*** Opening Input data ***

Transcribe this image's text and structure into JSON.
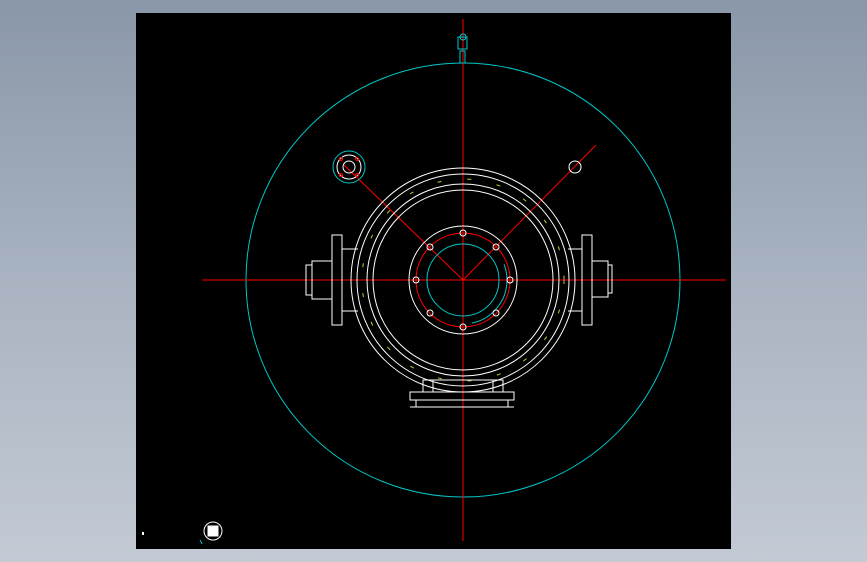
{
  "colors": {
    "background_outer": "#9aa6b6",
    "canvas": "#000000",
    "centerline": "#ff0000",
    "outline": "#ffffff",
    "cyan": "#00c8c8",
    "yellow_dash": "#c8c832"
  },
  "icons": {
    "ucs_icon": "ucs-icon",
    "nameplate_icon": "level-indicator-icon"
  },
  "drawing": {
    "type": "mechanical-cad-end-view",
    "bolt_holes_main_flange": 8
  }
}
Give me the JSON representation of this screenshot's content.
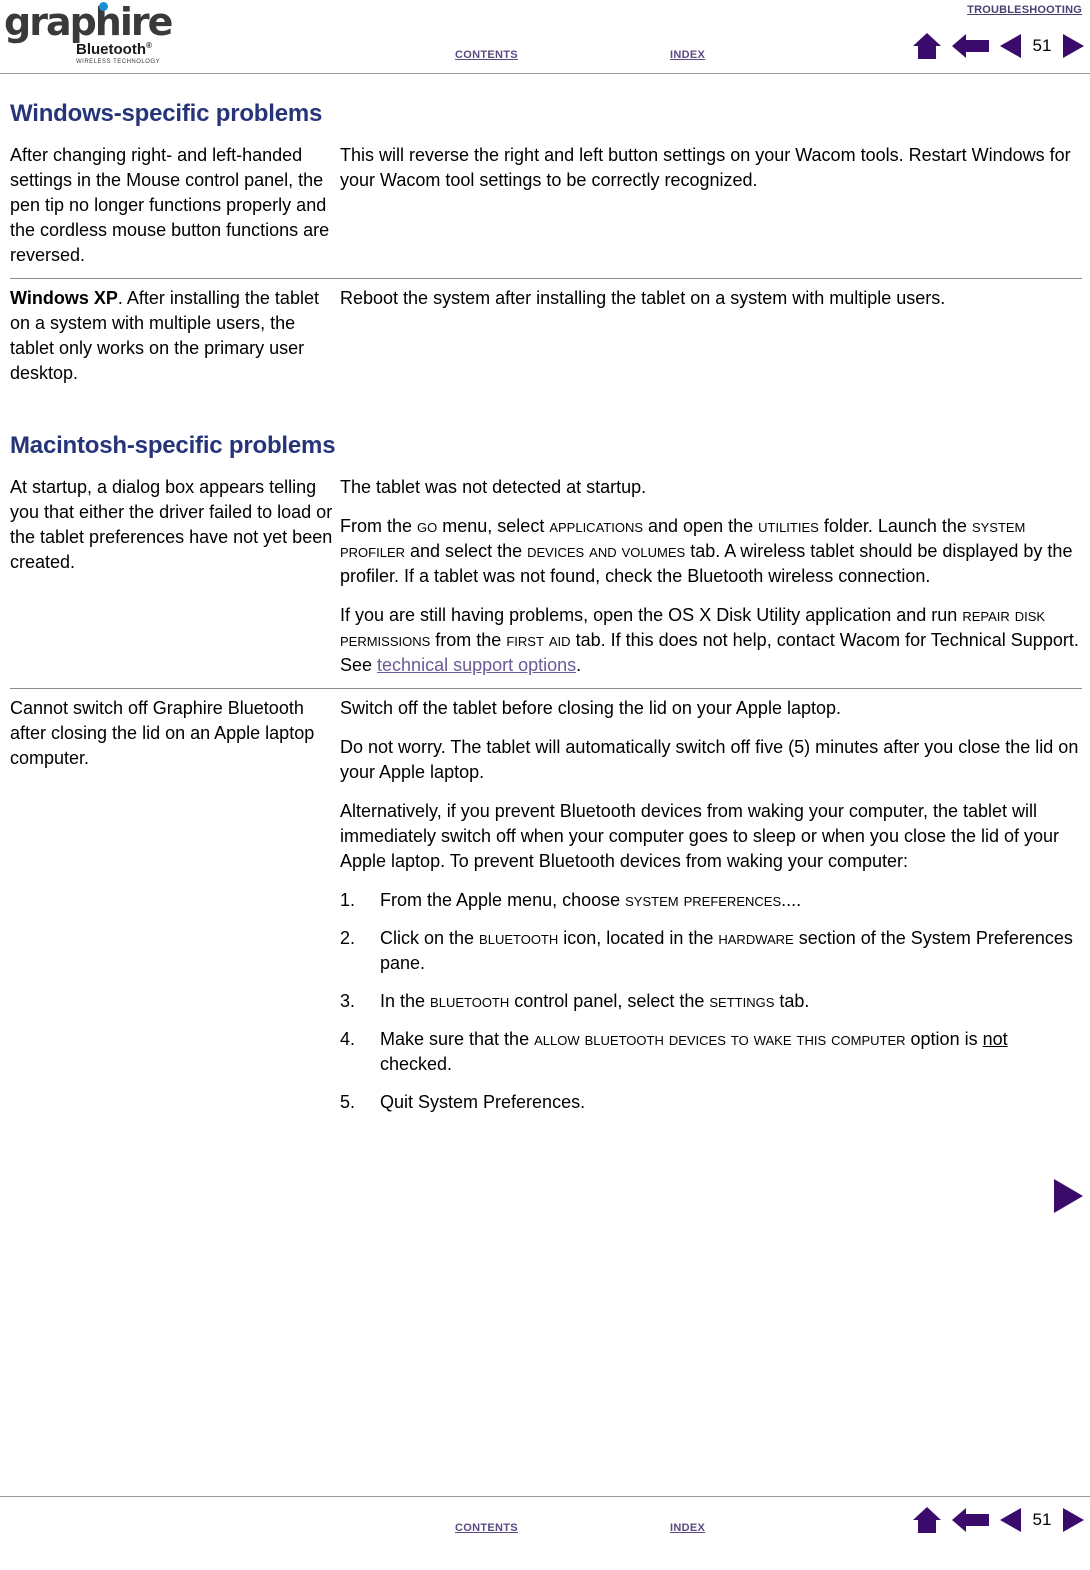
{
  "logo": {
    "word": "graphire",
    "bluetooth": "Bluetooth",
    "tagline": "WIRELESS TECHNOLOGY"
  },
  "header": {
    "title": "Troubleshooting",
    "contents_label": "Contents",
    "index_label": "Index",
    "page_number": "51",
    "accent_color": "#3B0B6B",
    "link_color": "#5b4b82"
  },
  "footer": {
    "contents_label": "Contents",
    "index_label": "Index",
    "page_number": "51"
  },
  "sections": [
    {
      "heading": "Windows-specific problems",
      "rows": [
        {
          "problem_prefix": "",
          "problem": "After changing right- and left-handed settings in the Mouse control panel, the pen tip no longer functions properly and the cordless mouse button functions are reversed.",
          "solution": "This will reverse the right and left button settings on your Wacom tools. Restart Windows for your Wacom tool settings to be correctly recognized."
        },
        {
          "problem_prefix": "Windows XP",
          "problem": ".  After installing the tablet on a system with multiple users, the tablet only works on the primary user desktop.",
          "solution": "Reboot the system after installing the tablet on a system with multiple users."
        }
      ]
    },
    {
      "heading": "Macintosh-specific problems",
      "rows": [
        {
          "problem": "At startup, a dialog box appears telling you that either the driver failed to load or the tablet preferences have not yet been created.",
          "solution_p1": "The tablet was not detected at startup.",
          "solution_p2": {
            "a": "From the ",
            "sc1": "Go",
            "b": " menu, select ",
            "sc2": "Applications",
            "c": " and open the ",
            "sc3": "Utilities",
            "d": " folder. Launch the ",
            "sc4": "System Profiler",
            "e": " and select the ",
            "sc5": "Devices and Volumes",
            "f": " tab.  A wireless tablet should be displayed by the profiler.  If a tablet was not found, check the Bluetooth wireless connection."
          },
          "solution_p3": {
            "a": "If you are still having problems, open the OS X Disk Utility application and run ",
            "sc1": "Repair Disk Permissions",
            "b": " from the ",
            "sc2": "First Aid",
            "c": " tab.  If this does not help, contact Wacom for Technical Support.  See ",
            "link": "technical support options",
            "d": "."
          }
        },
        {
          "problem": "Cannot switch off Graphire Bluetooth after closing the lid on an Apple laptop computer.",
          "solution_p1": "Switch off the tablet before closing the lid on your Apple laptop.",
          "solution_p2": "Do not worry.  The tablet will automatically switch off five (5) minutes after you close the lid on your Apple laptop.",
          "solution_p3": "Alternatively, if you prevent Bluetooth devices from waking your computer, the tablet will immediately switch off when your computer goes to sleep or when you close the lid of your Apple laptop.  To prevent Bluetooth devices from waking your computer:",
          "steps": [
            {
              "num": "1.",
              "a": "From the Apple menu, choose ",
              "sc1": "System Preferences",
              "b": "...."
            },
            {
              "num": "2.",
              "a": "Click on the ",
              "sc1": "Bluetooth",
              "b": " icon, located in the ",
              "sc2": "Hardware",
              "c": " section of the System Preferences pane."
            },
            {
              "num": "3.",
              "a": "In the ",
              "sc1": "Bluetooth",
              "b": " control panel, select the ",
              "sc2": "Settings",
              "c": " tab."
            },
            {
              "num": "4.",
              "a": "Make sure that the ",
              "sc1": "Allow Bluetooth devices to wake this computer",
              "b": " option is ",
              "u1": "not",
              "c": " checked."
            },
            {
              "num": "5.",
              "a": "Quit System Preferences."
            }
          ]
        }
      ]
    }
  ],
  "icons": {
    "home": "home-icon",
    "back": "back-arrow-icon",
    "prev": "previous-page-icon",
    "next": "next-page-icon",
    "next_big": "next-page-arrow-icon"
  }
}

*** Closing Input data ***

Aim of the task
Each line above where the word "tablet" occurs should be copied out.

Solution to the exercise
          "problem": ".  After installing the tablet on a system with multiple users, the tablet only works on the primary user desktop.",
          "solution": "Reboot the system after installing the tablet on a system with multiple users."
          "problem": "At startup, a dialog box appears telling you that either the driver failed to load or the tablet preferences have not yet been created.",
          "solution_p1": "The tablet was not detected at startup.",
            "f": " tab.  A wireless tablet should be displayed by the profiler.  If a tablet was not found, check the Bluetooth wireless connection."
          "solution_p1": "Switch off the tablet before closing the lid on your Apple laptop.",
          "solution_p2": "Do not worry.  The tablet will automatically switch off five (5) minutes after you close the lid on your Apple laptop.",
          "solution_p3": "Alternatively, if you prevent Bluetooth devices from waking your computer, the tablet will immediately switch off when your computer goes to sleep or when you close the lid of your Apple laptop.  To prevent Bluetooth devices from waking your computer:",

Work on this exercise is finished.